(Items from a dataset)
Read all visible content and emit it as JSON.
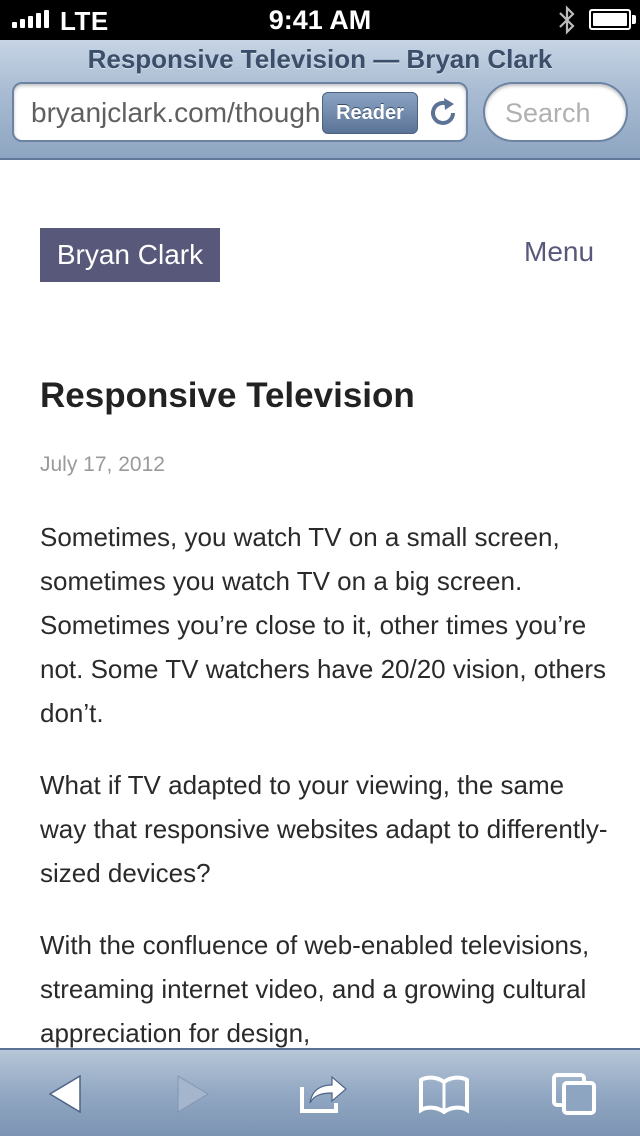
{
  "status_bar": {
    "carrier": "LTE",
    "time": "9:41 AM",
    "signal_bars": 5,
    "battery_level": 1.0,
    "icons": [
      "signal-bars-icon",
      "bluetooth-icon",
      "battery-icon"
    ]
  },
  "browser": {
    "page_title": "Responsive Television — Bryan Clark",
    "url": "bryanjclark.com/thoughts/responsive-television",
    "reader_label": "Reader",
    "search_placeholder": "Search",
    "toolbar_icons": [
      "back-icon",
      "forward-icon",
      "share-icon",
      "bookmarks-icon",
      "tabs-icon"
    ]
  },
  "site": {
    "name": "Bryan Clark",
    "menu_label": "Menu",
    "brand_color": "#58597a"
  },
  "article": {
    "title": "Responsive Television",
    "date": "July 17, 2012",
    "paragraphs": [
      "Sometimes, you watch TV on a small screen, sometimes you watch TV on a big screen. Sometimes you’re close to it, other times you’re not. Some TV watchers have 20/20 vision, others don’t.",
      "What if TV adapted to your viewing, the same way that responsive websites adapt to differently-sized devices?",
      "With the confluence of web-enabled televisions, streaming internet video, and a growing cultural appreciation for design,"
    ]
  }
}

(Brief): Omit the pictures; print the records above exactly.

(The completed task):
Read all visible content and emit it as JSON.
{
  "status_bar": {
    "carrier": "LTE",
    "time": "9:41 AM",
    "signal_bars": 5,
    "battery_level": 1.0,
    "icons": [
      "signal-bars-icon",
      "bluetooth-icon",
      "battery-icon"
    ]
  },
  "browser": {
    "page_title": "Responsive Television — Bryan Clark",
    "url": "bryanjclark.com/thoughts/responsive-television",
    "reader_label": "Reader",
    "search_placeholder": "Search",
    "toolbar_icons": [
      "back-icon",
      "forward-icon",
      "share-icon",
      "bookmarks-icon",
      "tabs-icon"
    ]
  },
  "site": {
    "name": "Bryan Clark",
    "menu_label": "Menu",
    "brand_color": "#58597a"
  },
  "article": {
    "title": "Responsive Television",
    "date": "July 17, 2012",
    "paragraphs": [
      "Sometimes, you watch TV on a small screen, sometimes you watch TV on a big screen. Sometimes you’re close to it, other times you’re not. Some TV watchers have 20/20 vision, others don’t.",
      "What if TV adapted to your viewing, the same way that responsive websites adapt to differently-sized devices?",
      "With the confluence of web-enabled televisions, streaming internet video, and a growing cultural appreciation for design,"
    ]
  }
}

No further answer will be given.